The Occupy Wall Street movement has close to $300,000, as well as storage space loaded with donated supplies in lower Manhattan. It stared down city officials to hang on to its makeshift headquarters, showed its muscle Saturday with a big Times Square demonstration and found legions of activists demonstrating in solidarity across the country and around the world.
The legions have been demonstrating in 70 major cities around the world, and the number seems to grow every day. It all started in Lower Manhattan.
While the movement has compared itself to the Arab Spring, the movement lacks the revolutionary momentum of the Arab Spring. While the Arab Spring set its sights on ending generations of dictatorships, OWS has a generic and contradictory message that has not yet jelled into a massage that calls for anything specific to change in our society. Arab Spring sought to topple governments, replace leaders, and usher in democracy. OWS needs to find a voice that speaks to what it wants to achieve and move beyond the simplicity of opposing greed.
The OWS movement has been criticized for, among other things, 1) lacking specific demands, and 2) reflecting many obvious contradictions.
These criticisms are legitimate. While some have dismissed the need for a coherent set of goals for the OWS movement, no movement can improve our country or our world unless it is demanding that improvements be made. Simply opposing inequality and greed is insufficient. The movement must have steps it is demanding be taken to reduce inequality.
Also, the vagueness of the anti-inequality stance of OWS leaves it vulnerable to appearing to be anti-capitalism, anti-wealth creation, and anti-economic-success. OWS seems contradictory when its participants and leaders use Twitter, Facebook, and Apple products to organize their activities and promote their agenda, because these companies thrive today because they previously received the support of "greedy" venture capitalists who provided them the cash necessary to have the dramatic effects they've had on our planet. These companies have changed lives and spurred economic opportunities with the help of the wealthiest in our society who supported these companies in an effort to become even wealthier.
The country believes that wealth inequality is too great in our country, even though the country underestimates the level of inequality. If people understood the level of inequality, the focus on finding solutions to it would likely increase. Perhaps that is the genius of OWS, it will simply educate people that the inequality they already dislike is far more pronounced than they believed.

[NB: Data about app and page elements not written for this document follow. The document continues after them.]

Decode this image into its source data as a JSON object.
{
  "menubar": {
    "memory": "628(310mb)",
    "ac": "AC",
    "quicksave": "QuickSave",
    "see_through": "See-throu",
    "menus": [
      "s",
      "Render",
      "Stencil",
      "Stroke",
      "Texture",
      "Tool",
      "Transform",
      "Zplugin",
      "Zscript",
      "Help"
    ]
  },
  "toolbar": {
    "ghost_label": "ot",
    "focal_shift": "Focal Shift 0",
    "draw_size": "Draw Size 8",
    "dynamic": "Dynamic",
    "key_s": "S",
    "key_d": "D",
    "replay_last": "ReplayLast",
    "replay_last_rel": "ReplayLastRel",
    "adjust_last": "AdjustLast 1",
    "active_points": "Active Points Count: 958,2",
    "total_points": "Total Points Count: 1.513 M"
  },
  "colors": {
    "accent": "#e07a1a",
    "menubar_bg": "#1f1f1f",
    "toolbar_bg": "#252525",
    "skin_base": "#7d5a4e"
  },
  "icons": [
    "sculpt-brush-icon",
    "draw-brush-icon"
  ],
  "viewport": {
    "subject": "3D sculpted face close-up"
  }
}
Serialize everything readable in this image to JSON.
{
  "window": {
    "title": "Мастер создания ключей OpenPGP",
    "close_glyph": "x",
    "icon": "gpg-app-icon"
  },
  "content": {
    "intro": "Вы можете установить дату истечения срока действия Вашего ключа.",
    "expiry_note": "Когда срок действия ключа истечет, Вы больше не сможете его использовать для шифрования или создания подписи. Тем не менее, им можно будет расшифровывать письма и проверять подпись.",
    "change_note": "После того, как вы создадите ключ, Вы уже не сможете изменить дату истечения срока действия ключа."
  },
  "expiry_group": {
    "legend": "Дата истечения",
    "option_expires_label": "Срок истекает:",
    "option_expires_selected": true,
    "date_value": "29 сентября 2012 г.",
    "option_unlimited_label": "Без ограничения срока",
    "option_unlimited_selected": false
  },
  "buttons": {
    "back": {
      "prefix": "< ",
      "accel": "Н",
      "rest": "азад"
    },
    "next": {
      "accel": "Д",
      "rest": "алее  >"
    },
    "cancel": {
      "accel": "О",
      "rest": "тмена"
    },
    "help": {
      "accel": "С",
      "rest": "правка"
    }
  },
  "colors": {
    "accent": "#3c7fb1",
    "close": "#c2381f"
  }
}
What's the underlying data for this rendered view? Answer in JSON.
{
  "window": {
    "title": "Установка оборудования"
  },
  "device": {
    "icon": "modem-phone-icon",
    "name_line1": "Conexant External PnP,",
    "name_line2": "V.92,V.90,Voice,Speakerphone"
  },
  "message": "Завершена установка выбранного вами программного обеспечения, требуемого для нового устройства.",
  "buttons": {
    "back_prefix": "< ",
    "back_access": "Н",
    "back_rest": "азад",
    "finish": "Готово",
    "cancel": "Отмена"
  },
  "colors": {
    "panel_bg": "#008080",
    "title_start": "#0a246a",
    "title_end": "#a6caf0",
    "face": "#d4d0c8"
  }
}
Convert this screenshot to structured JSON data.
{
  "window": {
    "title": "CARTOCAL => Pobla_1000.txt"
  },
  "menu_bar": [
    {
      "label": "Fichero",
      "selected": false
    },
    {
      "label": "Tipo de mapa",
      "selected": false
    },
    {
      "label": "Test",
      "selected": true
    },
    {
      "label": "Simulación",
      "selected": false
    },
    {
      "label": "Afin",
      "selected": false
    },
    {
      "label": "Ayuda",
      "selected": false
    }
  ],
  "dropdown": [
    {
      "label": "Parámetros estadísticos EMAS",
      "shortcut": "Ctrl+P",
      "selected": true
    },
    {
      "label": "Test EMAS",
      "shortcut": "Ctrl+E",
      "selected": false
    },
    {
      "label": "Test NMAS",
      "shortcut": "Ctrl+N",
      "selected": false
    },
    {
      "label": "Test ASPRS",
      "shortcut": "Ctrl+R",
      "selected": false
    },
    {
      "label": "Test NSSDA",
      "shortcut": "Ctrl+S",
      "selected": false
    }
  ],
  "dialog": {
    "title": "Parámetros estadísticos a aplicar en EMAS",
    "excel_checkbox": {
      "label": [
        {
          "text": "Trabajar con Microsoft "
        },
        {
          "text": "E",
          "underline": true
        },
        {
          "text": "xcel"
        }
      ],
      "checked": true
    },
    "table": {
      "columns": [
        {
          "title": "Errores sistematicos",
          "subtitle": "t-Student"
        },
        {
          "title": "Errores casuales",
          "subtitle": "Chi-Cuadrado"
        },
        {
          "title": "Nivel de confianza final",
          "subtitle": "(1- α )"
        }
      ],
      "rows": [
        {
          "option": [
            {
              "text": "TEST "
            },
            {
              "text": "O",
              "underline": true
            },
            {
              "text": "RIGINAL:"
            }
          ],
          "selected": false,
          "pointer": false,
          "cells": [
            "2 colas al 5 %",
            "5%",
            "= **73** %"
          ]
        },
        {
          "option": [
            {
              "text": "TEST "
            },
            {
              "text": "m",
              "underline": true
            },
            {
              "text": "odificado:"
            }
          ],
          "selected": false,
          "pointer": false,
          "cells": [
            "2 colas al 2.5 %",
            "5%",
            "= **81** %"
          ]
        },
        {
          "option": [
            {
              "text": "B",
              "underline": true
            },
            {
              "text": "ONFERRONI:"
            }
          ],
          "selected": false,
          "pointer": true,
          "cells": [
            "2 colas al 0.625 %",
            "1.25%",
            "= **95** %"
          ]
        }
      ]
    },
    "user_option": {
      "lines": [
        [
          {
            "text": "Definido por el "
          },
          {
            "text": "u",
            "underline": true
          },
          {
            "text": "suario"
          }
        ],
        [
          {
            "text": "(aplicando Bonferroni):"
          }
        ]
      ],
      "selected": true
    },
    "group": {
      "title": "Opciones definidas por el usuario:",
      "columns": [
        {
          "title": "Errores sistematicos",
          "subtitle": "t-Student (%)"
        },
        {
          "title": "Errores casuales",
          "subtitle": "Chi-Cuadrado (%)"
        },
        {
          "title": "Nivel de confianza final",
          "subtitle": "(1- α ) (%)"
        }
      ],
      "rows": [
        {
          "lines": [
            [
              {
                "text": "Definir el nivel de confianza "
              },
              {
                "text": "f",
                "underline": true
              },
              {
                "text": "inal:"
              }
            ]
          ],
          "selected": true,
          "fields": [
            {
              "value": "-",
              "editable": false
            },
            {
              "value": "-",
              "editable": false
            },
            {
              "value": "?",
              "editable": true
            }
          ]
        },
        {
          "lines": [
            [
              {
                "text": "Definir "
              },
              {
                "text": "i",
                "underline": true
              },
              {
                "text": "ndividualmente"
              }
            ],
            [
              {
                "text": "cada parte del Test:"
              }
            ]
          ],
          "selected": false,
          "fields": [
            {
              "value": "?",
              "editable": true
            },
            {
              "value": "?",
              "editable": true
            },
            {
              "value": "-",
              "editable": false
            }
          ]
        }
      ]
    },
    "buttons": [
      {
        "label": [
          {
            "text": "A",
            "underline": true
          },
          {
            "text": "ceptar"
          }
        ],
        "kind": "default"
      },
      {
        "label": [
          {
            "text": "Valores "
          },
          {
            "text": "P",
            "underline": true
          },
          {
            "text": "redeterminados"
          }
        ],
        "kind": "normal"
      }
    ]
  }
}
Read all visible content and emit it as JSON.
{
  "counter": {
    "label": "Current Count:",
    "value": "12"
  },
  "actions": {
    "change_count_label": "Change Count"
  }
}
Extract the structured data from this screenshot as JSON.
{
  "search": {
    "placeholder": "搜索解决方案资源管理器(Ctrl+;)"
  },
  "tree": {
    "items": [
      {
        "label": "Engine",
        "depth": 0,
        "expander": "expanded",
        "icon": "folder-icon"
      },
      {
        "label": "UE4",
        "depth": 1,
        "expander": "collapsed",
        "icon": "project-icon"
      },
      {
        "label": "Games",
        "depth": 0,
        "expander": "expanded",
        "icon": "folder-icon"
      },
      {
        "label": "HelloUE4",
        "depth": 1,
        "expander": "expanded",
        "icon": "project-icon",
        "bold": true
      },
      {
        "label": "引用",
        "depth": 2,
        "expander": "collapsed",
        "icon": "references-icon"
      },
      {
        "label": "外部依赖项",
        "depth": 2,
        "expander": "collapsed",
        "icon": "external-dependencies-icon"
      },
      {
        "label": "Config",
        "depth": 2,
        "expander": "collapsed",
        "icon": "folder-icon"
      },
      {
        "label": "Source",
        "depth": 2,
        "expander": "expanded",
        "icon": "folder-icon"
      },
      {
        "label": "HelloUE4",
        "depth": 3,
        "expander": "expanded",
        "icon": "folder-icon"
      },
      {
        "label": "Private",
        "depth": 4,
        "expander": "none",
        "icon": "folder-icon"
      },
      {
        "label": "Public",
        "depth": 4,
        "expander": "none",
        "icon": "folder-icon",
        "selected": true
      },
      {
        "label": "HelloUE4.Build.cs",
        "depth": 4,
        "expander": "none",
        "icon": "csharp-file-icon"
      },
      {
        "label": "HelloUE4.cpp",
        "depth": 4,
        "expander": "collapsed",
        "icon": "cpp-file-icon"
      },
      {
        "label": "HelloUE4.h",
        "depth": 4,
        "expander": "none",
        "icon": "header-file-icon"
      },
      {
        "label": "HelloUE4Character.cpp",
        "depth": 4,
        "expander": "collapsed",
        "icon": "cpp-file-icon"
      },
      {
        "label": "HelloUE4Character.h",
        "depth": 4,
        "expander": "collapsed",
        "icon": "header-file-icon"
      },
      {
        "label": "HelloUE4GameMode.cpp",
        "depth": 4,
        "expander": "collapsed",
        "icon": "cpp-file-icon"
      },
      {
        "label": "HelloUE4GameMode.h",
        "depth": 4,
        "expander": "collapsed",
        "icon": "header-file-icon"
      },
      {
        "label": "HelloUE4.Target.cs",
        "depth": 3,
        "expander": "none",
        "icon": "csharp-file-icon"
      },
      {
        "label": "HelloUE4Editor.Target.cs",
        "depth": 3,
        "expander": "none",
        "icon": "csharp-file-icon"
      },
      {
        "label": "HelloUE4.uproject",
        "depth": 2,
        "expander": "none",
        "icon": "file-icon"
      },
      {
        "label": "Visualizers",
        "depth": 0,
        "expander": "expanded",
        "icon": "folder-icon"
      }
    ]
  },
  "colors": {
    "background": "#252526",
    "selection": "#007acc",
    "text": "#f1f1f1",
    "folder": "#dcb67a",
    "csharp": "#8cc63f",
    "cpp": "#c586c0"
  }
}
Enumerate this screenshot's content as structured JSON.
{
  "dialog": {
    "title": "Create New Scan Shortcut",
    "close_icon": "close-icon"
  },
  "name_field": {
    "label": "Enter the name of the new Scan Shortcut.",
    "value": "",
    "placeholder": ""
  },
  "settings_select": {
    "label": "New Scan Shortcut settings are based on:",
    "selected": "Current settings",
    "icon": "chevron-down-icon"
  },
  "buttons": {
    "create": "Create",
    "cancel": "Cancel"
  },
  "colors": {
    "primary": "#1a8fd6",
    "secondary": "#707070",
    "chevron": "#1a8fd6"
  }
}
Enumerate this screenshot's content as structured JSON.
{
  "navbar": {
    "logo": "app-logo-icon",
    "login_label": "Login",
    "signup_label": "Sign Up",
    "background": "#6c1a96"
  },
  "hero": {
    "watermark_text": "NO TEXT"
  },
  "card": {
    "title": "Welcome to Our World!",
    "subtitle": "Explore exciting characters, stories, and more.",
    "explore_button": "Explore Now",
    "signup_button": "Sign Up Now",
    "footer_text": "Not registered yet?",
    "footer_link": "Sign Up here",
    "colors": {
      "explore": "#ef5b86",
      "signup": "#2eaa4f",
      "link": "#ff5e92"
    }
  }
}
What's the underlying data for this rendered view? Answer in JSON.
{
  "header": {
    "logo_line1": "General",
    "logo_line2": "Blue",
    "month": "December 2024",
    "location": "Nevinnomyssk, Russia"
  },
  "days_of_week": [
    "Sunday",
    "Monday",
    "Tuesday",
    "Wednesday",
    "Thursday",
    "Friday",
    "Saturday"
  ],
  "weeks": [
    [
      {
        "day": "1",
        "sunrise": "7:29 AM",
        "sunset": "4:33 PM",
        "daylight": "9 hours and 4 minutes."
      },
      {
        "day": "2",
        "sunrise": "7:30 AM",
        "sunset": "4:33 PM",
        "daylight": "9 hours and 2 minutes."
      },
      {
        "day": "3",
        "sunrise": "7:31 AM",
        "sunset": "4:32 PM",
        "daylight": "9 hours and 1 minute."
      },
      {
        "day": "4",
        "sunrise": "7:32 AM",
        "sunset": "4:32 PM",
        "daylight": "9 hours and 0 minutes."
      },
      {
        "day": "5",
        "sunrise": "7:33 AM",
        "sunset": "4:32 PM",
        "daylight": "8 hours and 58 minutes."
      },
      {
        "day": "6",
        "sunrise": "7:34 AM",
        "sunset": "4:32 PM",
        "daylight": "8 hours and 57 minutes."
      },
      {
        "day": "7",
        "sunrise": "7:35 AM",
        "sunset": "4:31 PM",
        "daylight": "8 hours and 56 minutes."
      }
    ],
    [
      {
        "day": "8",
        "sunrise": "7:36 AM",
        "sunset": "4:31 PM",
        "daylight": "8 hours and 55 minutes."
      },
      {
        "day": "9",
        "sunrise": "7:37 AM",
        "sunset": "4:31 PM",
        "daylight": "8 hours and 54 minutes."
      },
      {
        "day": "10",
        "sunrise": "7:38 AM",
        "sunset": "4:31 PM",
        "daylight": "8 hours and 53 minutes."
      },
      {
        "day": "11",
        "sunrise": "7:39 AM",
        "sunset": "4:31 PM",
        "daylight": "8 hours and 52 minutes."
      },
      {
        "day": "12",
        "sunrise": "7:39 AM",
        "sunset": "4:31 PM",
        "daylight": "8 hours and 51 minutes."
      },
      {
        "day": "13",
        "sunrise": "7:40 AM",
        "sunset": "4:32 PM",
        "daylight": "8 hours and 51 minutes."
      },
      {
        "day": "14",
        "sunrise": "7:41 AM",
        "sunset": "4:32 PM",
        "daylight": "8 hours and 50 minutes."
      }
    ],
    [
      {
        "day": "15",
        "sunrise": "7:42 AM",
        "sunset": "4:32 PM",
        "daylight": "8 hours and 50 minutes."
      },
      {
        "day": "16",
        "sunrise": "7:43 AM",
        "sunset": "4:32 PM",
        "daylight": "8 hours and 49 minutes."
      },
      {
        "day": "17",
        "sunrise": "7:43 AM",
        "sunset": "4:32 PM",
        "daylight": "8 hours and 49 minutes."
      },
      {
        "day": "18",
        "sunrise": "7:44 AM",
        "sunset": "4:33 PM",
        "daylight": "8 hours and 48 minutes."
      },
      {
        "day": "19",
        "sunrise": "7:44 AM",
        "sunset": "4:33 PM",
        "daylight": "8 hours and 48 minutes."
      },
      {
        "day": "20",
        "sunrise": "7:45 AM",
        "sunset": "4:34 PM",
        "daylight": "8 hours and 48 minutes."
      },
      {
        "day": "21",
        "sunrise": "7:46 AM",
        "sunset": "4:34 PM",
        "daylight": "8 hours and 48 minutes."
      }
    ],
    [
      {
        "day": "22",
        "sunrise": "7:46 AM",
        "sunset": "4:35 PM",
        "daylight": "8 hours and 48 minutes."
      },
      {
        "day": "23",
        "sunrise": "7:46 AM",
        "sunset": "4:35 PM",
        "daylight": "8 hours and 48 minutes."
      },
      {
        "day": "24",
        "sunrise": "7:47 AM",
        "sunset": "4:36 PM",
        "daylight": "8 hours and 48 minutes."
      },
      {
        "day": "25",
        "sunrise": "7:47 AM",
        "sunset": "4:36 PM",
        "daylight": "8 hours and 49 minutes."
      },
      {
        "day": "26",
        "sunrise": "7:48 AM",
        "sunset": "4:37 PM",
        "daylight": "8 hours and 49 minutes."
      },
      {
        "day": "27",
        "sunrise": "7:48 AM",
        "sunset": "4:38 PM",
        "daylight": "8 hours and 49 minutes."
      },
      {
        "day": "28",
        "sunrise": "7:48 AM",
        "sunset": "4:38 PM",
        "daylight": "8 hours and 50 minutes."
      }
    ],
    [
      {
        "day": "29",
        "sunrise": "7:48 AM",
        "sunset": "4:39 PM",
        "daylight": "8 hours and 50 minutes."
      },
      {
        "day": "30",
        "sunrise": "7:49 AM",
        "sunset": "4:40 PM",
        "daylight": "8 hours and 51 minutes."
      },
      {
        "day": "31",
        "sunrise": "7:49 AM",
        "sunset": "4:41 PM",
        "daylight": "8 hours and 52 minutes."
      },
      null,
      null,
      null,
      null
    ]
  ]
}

One might argue that contagious diseases get more focus from policy makers because voters fear being infected, while genetic diseases, even if more deadly and more common, do not capture the same level of focus. If OWS can make wealth inequality, which has thus far been treated as a genetic disease, the recipient of the focus we give to contagious diseases, OWS will have made a very big difference in our society. Swine Flu was defeated by our country within one year. Imagine if the Swine Flu was the cause of wealth inequality.
Robert L. Johnson, the founder of BET, has proposed a step the American companies can take to reduce wealth inequality in our society between white and Black households.
We have focused in the past on the racial wealth gap - the median white household has twenty times the wealth of the median Black household. 20 to 1. That is a shocking statistic, and it represents a major barrier to improvements in the quality of life of Black Americans.
Robert L. Johnson's approach is called the "RLJ Rule."(a) encourages companies to voluntarily implement a plan to interview a minimum of two qualified African American candidates for every job opening at the vice president level and above; and
(b) encourages companies to interview at least two qualified African American firms for vendor supplier/services contracts before awarding a new company contract to a vendor.
Johnson makes clear the purpose of this voluntary rule is not to suggest quotas or that companies hire any individual or minority firm that is not qualified. Johnson notes that the RLJ Rule, if implemented properly, will further enhance a company's already established commitment to diversity and inclusion.
OWS needs to find its "RLJ Rule" proposal. What should our country do differently to improve opportunities and reduce inequality.
As the world watches Lower Manhattan, I hope that OWS will be more than an attack on wealth and economic achievement. It must be a force for improving lives and expanding economic opportunity.